Blood pressure did not change significantly over time in Tokelau from 1971 to 1982, if anything it actually declined slightly. It was consistently higher in NZ than in Tokelau at all timepoints. Men were roughly three times more likely to be hypertensive in NZ than on Tokelau at all timepoints (4.0% vs. 12.0% in the early 1970s). Women were about twice as likely to be hypertensive (8.1% vs. 15.0%).
On to cholesterol. Total cholesterol in male Tokelauans was a bit lower on average than in New Zealand, but neither was particularly elevated (182 vs. 199 mg/dL). LDL was also a bit higher in NZ males (119 vs. 132 mg/dL). Get these guys on Lipitor!! Triglycerides were lower in Tokelauan men than in NZ (80 vs. 114 mg/dL). There were no differences in total cholesterol, LDL cholesterol or triglycerides between Tokelauan and NZ women.
These data would make Dr. Uffe Ravnskov smile (actually I'm sure he's aware of them). Much of the hoopla surrounding saturated fat is due to the fact that in controlled clinical trials, it seems to elevate blood cholesterol (by elevating both LDL and HDL). What Dr. Ravnskov and others have pointed out is that the correlation between saturated fat intake and blood cholesterol is weak, and in any case, so is the correlation between blood cholesterol and cardiovascular disease. This study lends support to the idea that saturated fat is not a major determinant of total cholesterol or LDL.
But does it cause heart attacks? The best data I have from this study are ECG readings. These use electrodes to monitor the electrical activity of the heart. There are certain ECG patterns that suggest that a person has had a heart attack (Minnesota codes 1-1 and 1-2). The data I am going to present here are all age-standardized, meaning they are comparing between groups of the same age. On Tokelau in 1982, 0.0% of men 40-69 years old showed ECG readings that indicated a probable past heart attack. In NZ in 1980-81, 1.0% of men 40-69 years old showed the same ECG readings. In Tecumseh U.S.A. in 1965, 3.5% of men 40-69 years old showed the same ECG pattern. I don't have data for women.
These data don't prove that no one ever has a heart attack on Tokelau.
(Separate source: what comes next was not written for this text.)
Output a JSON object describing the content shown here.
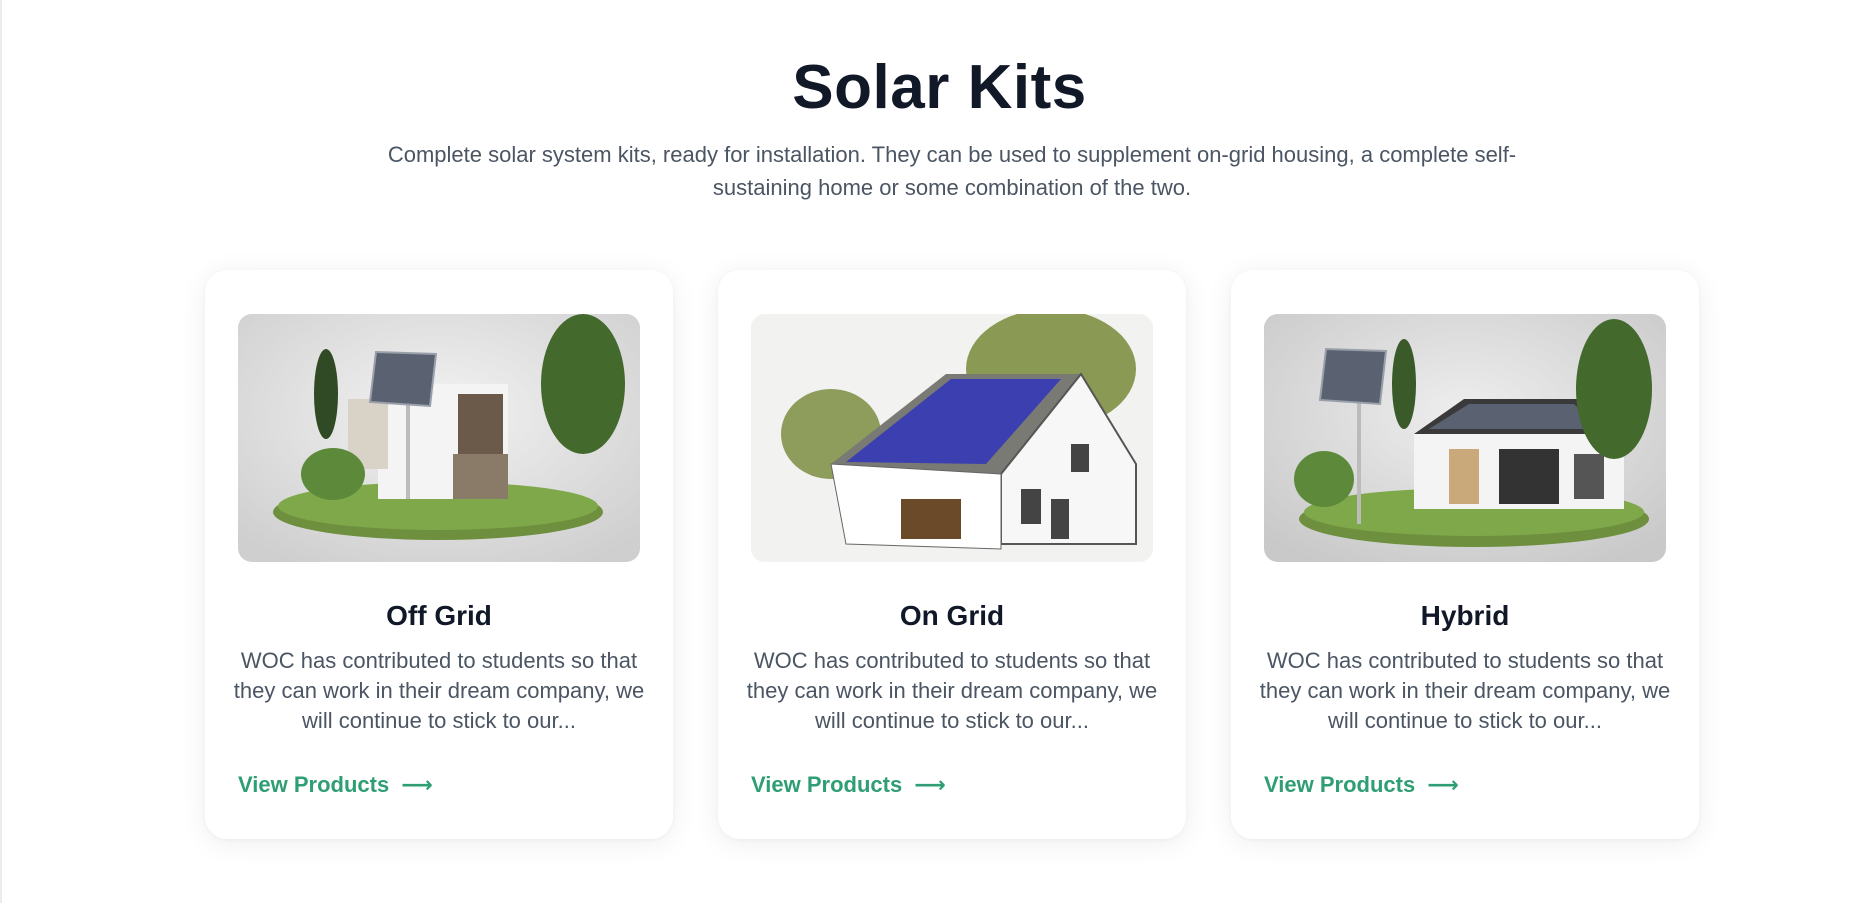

They do sometimes, and they also have strokes (at least in modern times). But they do allow us to compare in quantitative terms between genetically similar people living in two different environments.
This is consistent with what has been observed on Kitava and other traditional Pacific island cultures: a vanishingly small incidence of cardiovascular disease while they retain their traditional diet and lifestyle (and sometimes even when some processed Western food has been introduced). When diets and lifestyles become modern, there is invariably a rise in the incidence of chronic disease.
I don't believe that saturated fat contributes to cardiovascular disease. The best data available have never supported that hypothesis, even from the very beginning. The Tokelau Island Migrant study, among many others, should have put it out of its misery long ago. Tokelau underlines the fact that the most important determinant of health is a diet based on whole, natural foods that are familiar to the human metabolism, prepared in traditional ways that maximize their digestibility and nutritional value.
Unless otherwise noted, the data in this post are from the book Migration and Health in a Small Society: the Case of Tokelau.